EXERCISE OBJECTIVE >> From the first line to the last, repeat the data exactly and drop the pictures.

EXTRACTED ENTRIES >>
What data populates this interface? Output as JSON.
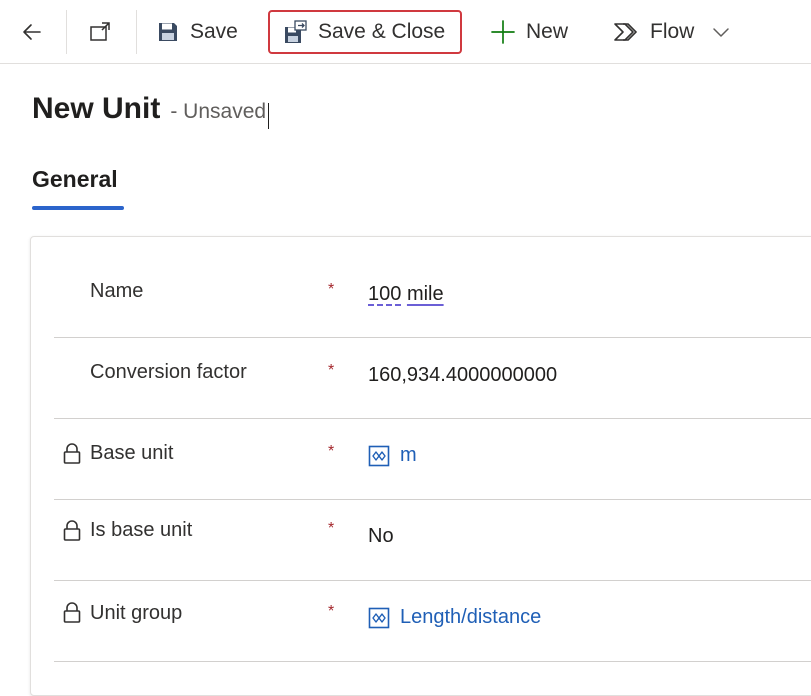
{
  "commandbar": {
    "save_label": "Save",
    "save_close_label": "Save & Close",
    "new_label": "New",
    "flow_label": "Flow"
  },
  "header": {
    "title": "New Unit",
    "status": "- Unsaved"
  },
  "tabs": [
    {
      "label": "General",
      "selected": true
    }
  ],
  "form": {
    "rows": [
      {
        "label": "Name",
        "value_part1": "100",
        "value_part2": "mile",
        "required": true,
        "locked": false
      },
      {
        "label": "Conversion factor",
        "value": "160,934.4000000000",
        "required": true,
        "locked": false
      },
      {
        "label": "Base unit",
        "value": "m",
        "required": true,
        "locked": true,
        "lookup": true
      },
      {
        "label": "Is base unit",
        "value": "No",
        "required": true,
        "locked": true
      },
      {
        "label": "Unit group",
        "value": "Length/distance",
        "required": true,
        "locked": true,
        "lookup": true
      }
    ],
    "required_marker": "*"
  },
  "colors": {
    "accent_blue": "#2b64cb",
    "link_blue": "#1f5fb6",
    "required_red": "#a4262c",
    "highlight_red": "#d0393f",
    "new_green": "#107c10"
  },
  "icons": {
    "back": "arrow-left-icon",
    "popout": "open-in-new-window-icon",
    "save": "floppy-disk-icon",
    "save_close": "save-and-close-icon",
    "new": "plus-icon",
    "flow": "power-automate-icon",
    "flow_menu": "chevron-down-icon",
    "lock": "lock-icon",
    "lookup": "entity-lookup-icon"
  }
}
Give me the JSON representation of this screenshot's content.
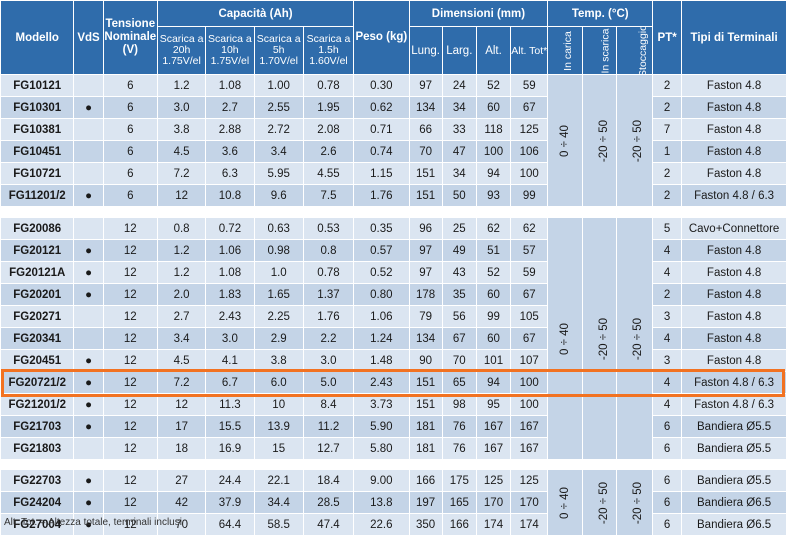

RESPONSE >>
What data populates this interface? Output as JSON.
{
  "commandbar": {
    "save_label": "Save",
    "save_close_label": "Save & Close",
    "new_label": "New",
    "flow_label": "Flow"
  },
  "header": {
    "title": "New Unit",
    "status": "- Unsaved"
  },
  "tabs": [
    {
      "label": "General",
      "selected": true
    }
  ],
  "form": {
    "rows": [
      {
        "label": "Name",
        "value_part1": "100",
        "value_part2": "mile",
        "required": true,
        "locked": false
      },
      {
        "label": "Conversion factor",
        "value": "160,934.4000000000",
        "required": true,
        "locked": false
      },
      {
        "label": "Base unit",
        "value": "m",
        "required": true,
        "locked": true,
        "lookup": true
      },
      {
        "label": "Is base unit",
        "value": "No",
        "required": true,
        "locked": true
      },
      {
        "label": "Unit group",
        "value": "Length/distance",
        "required": true,
        "locked": true,
        "lookup": true
      }
    ],
    "required_marker": "*"
  },
  "colors": {
    "accent_blue": "#2b64cb",
    "link_blue": "#1f5fb6",
    "required_red": "#a4262c",
    "highlight_red": "#d0393f",
    "new_green": "#107c10"
  },
  "icons": {
    "back": "arrow-left-icon",
    "popout": "open-in-new-window-icon",
    "save": "floppy-disk-icon",
    "save_close": "save-and-close-icon",
    "new": "plus-icon",
    "flow": "power-automate-icon",
    "flow_menu": "chevron-down-icon",
    "lock": "lock-icon",
    "lookup": "entity-lookup-icon"
  }
}
Give me the JSON representation of this screenshot's content.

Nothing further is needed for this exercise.